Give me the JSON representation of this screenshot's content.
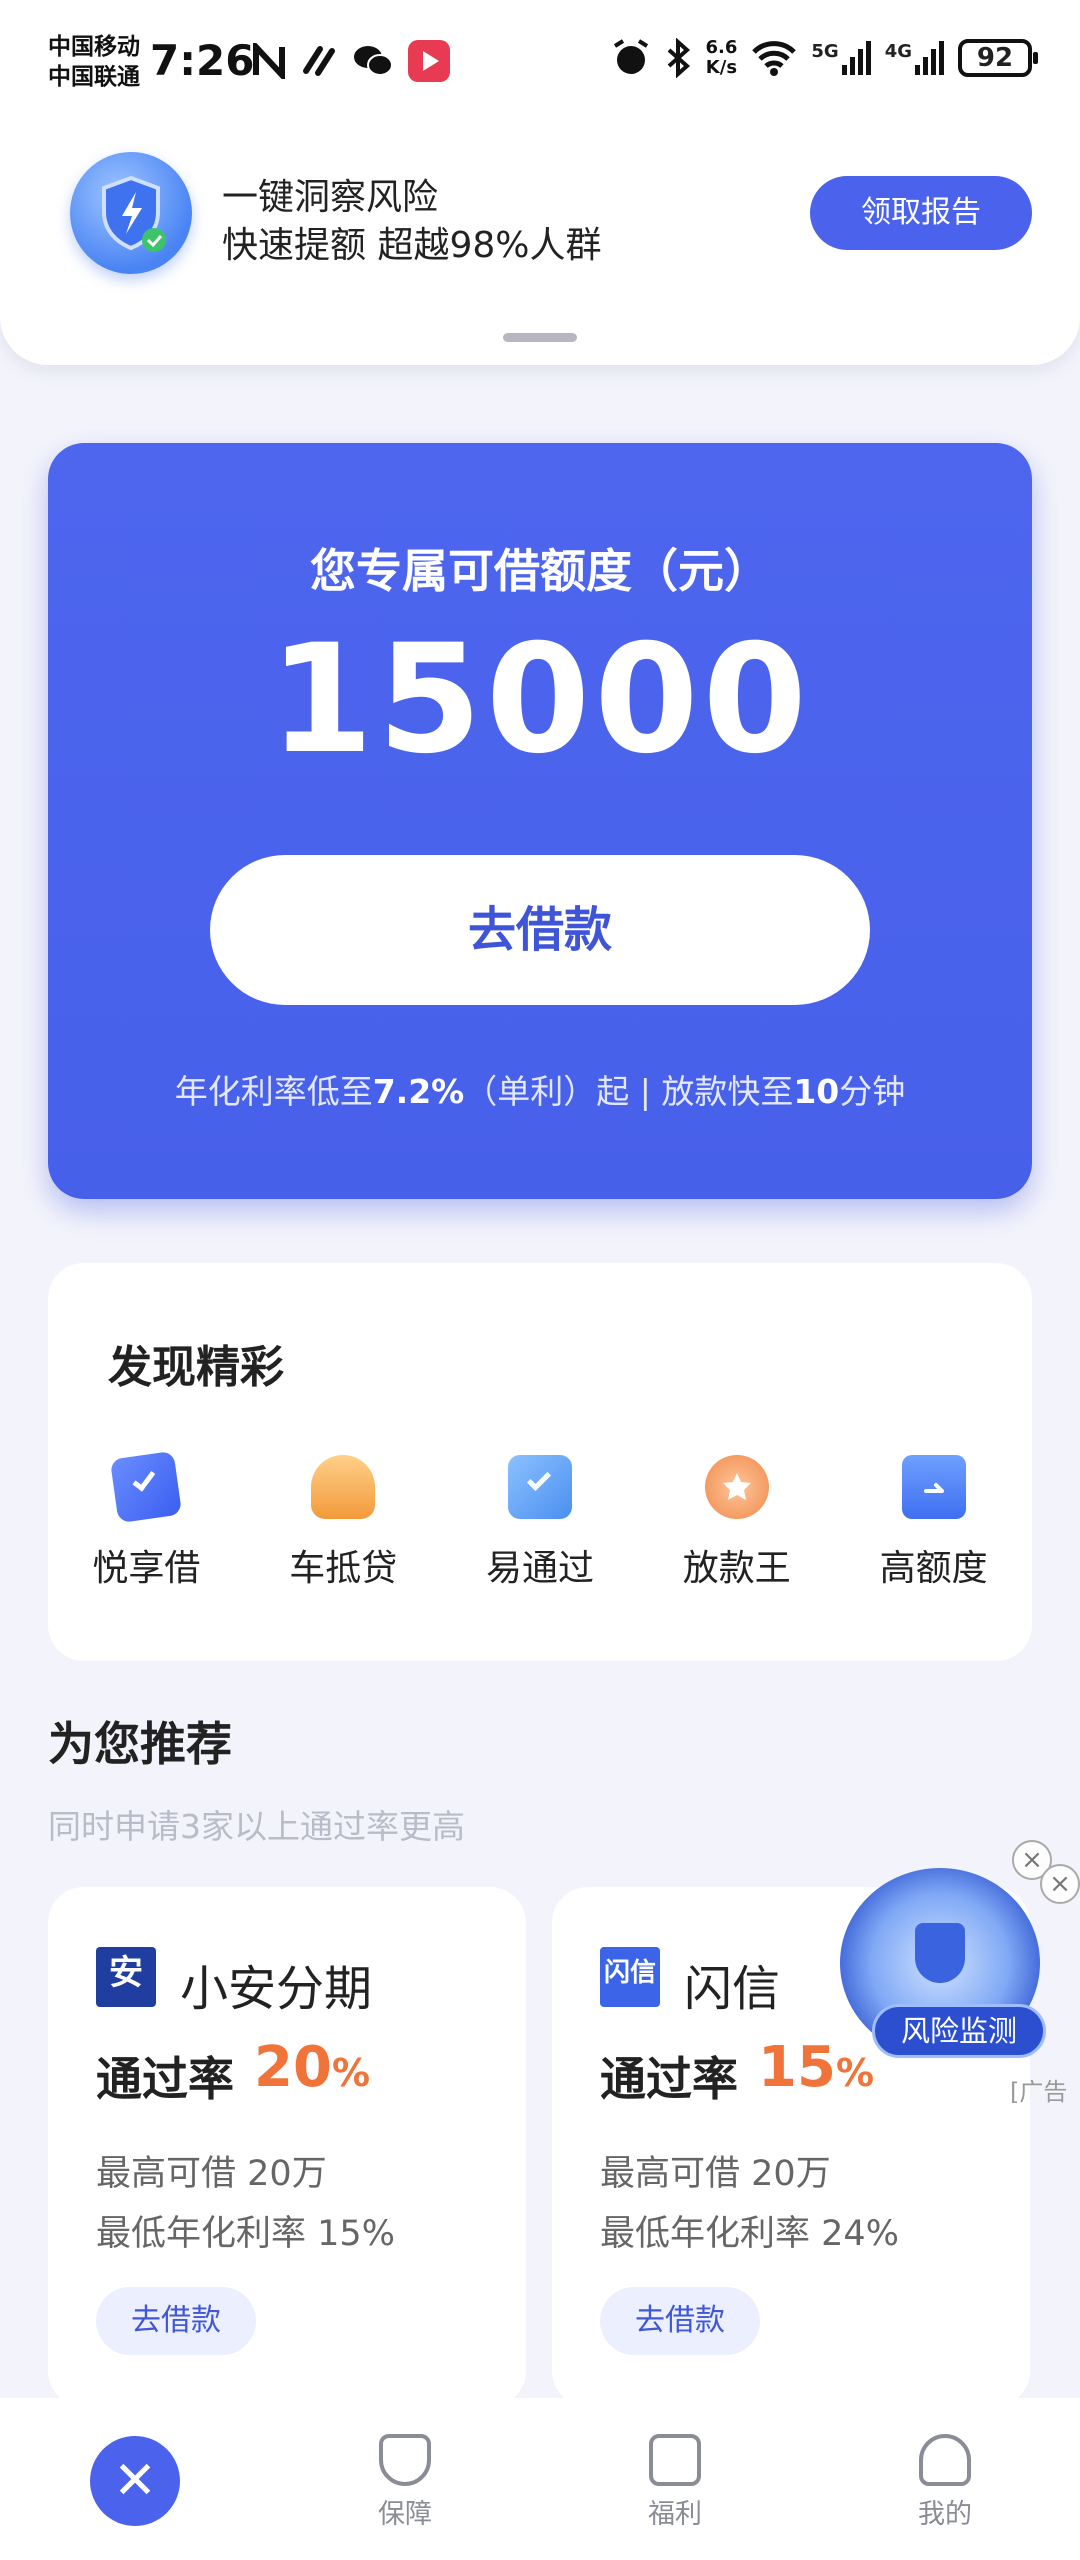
{
  "status_bar": {
    "carrier1": "中国移动",
    "carrier2": "中国联通",
    "time": "7:26",
    "speed_value": "6.6",
    "speed_unit": "K/s",
    "net1": "5G",
    "net2": "4G",
    "battery": "92"
  },
  "banner": {
    "line1": "一键洞察风险",
    "line2": "快速提额 超越98%人群",
    "button": "领取报告"
  },
  "credit": {
    "title": "您专属可借额度（元）",
    "amount": "15000",
    "button": "去借款",
    "note_part1": "年化利率低至",
    "note_rate": "7.2%",
    "note_part2": "（单利）起 | 放款快至",
    "note_time": "10",
    "note_part3": "分钟"
  },
  "discover": {
    "title": "发现精彩",
    "items": [
      {
        "label": "悦享借",
        "icon": "card-check-icon"
      },
      {
        "label": "车抵贷",
        "icon": "car-loan-icon"
      },
      {
        "label": "易通过",
        "icon": "check-doc-icon"
      },
      {
        "label": "放款王",
        "icon": "medal-icon"
      },
      {
        "label": "高额度",
        "icon": "folder-icon"
      }
    ]
  },
  "recommend": {
    "title": "为您推荐",
    "subtitle": "同时申请3家以上通过率更高",
    "cards": [
      {
        "logo": "安",
        "name": "小安分期",
        "rate_label": "通过率",
        "rate": "20",
        "rate_unit": "%",
        "max_label": "最高可借",
        "max_value": "20万",
        "min_rate_label": "最低年化利率",
        "min_rate_value": "15%",
        "button": "去借款"
      },
      {
        "logo": "闪信",
        "name": "闪信",
        "rate_label": "通过率",
        "rate": "15",
        "rate_unit": "%",
        "max_label": "最高可借",
        "max_value": "20万",
        "min_rate_label": "最低年化利率",
        "min_rate_value": "24%",
        "button": "去借款"
      }
    ]
  },
  "float_ad": {
    "label": "风险监测",
    "ad_tag": "广告"
  },
  "bottom_nav": {
    "items": [
      {
        "label": "",
        "icon": "home-logo-icon"
      },
      {
        "label": "保障",
        "icon": "shield-check-icon"
      },
      {
        "label": "福利",
        "icon": "calendar-check-icon"
      },
      {
        "label": "我的",
        "icon": "person-icon"
      }
    ]
  },
  "colors": {
    "primary": "#4b63ec",
    "accent_orange": "#f0743a",
    "page_bg": "#f3f4fb"
  }
}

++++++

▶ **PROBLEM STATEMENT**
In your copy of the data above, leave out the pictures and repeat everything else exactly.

▶ **EXERCISE SOLUTION**
Give me the JSON representation of this screenshot's content.
{
  "status_bar": {
    "carrier1": "中国移动",
    "carrier2": "中国联通",
    "time": "7:26",
    "speed_value": "6.6",
    "speed_unit": "K/s",
    "net1": "5G",
    "net2": "4G",
    "battery": "92"
  },
  "banner": {
    "line1": "一键洞察风险",
    "line2": "快速提额 超越98%人群",
    "button": "领取报告"
  },
  "credit": {
    "title": "您专属可借额度（元）",
    "amount": "15000",
    "button": "去借款",
    "note_part1": "年化利率低至",
    "note_rate": "7.2%",
    "note_part2": "（单利）起 | 放款快至",
    "note_time": "10",
    "note_part3": "分钟"
  },
  "discover": {
    "title": "发现精彩",
    "items": [
      {
        "label": "悦享借",
        "icon": "card-check-icon"
      },
      {
        "label": "车抵贷",
        "icon": "car-loan-icon"
      },
      {
        "label": "易通过",
        "icon": "check-doc-icon"
      },
      {
        "label": "放款王",
        "icon": "medal-icon"
      },
      {
        "label": "高额度",
        "icon": "folder-icon"
      }
    ]
  },
  "recommend": {
    "title": "为您推荐",
    "subtitle": "同时申请3家以上通过率更高",
    "cards": [
      {
        "logo": "安",
        "name": "小安分期",
        "rate_label": "通过率",
        "rate": "20",
        "rate_unit": "%",
        "max_label": "最高可借",
        "max_value": "20万",
        "min_rate_label": "最低年化利率",
        "min_rate_value": "15%",
        "button": "去借款"
      },
      {
        "logo": "闪信",
        "name": "闪信",
        "rate_label": "通过率",
        "rate": "15",
        "rate_unit": "%",
        "max_label": "最高可借",
        "max_value": "20万",
        "min_rate_label": "最低年化利率",
        "min_rate_value": "24%",
        "button": "去借款"
      }
    ]
  },
  "float_ad": {
    "label": "风险监测",
    "ad_tag": "广告"
  },
  "bottom_nav": {
    "items": [
      {
        "label": "",
        "icon": "home-logo-icon"
      },
      {
        "label": "保障",
        "icon": "shield-check-icon"
      },
      {
        "label": "福利",
        "icon": "calendar-check-icon"
      },
      {
        "label": "我的",
        "icon": "person-icon"
      }
    ]
  },
  "colors": {
    "primary": "#4b63ec",
    "accent_orange": "#f0743a",
    "page_bg": "#f3f4fb"
  }
}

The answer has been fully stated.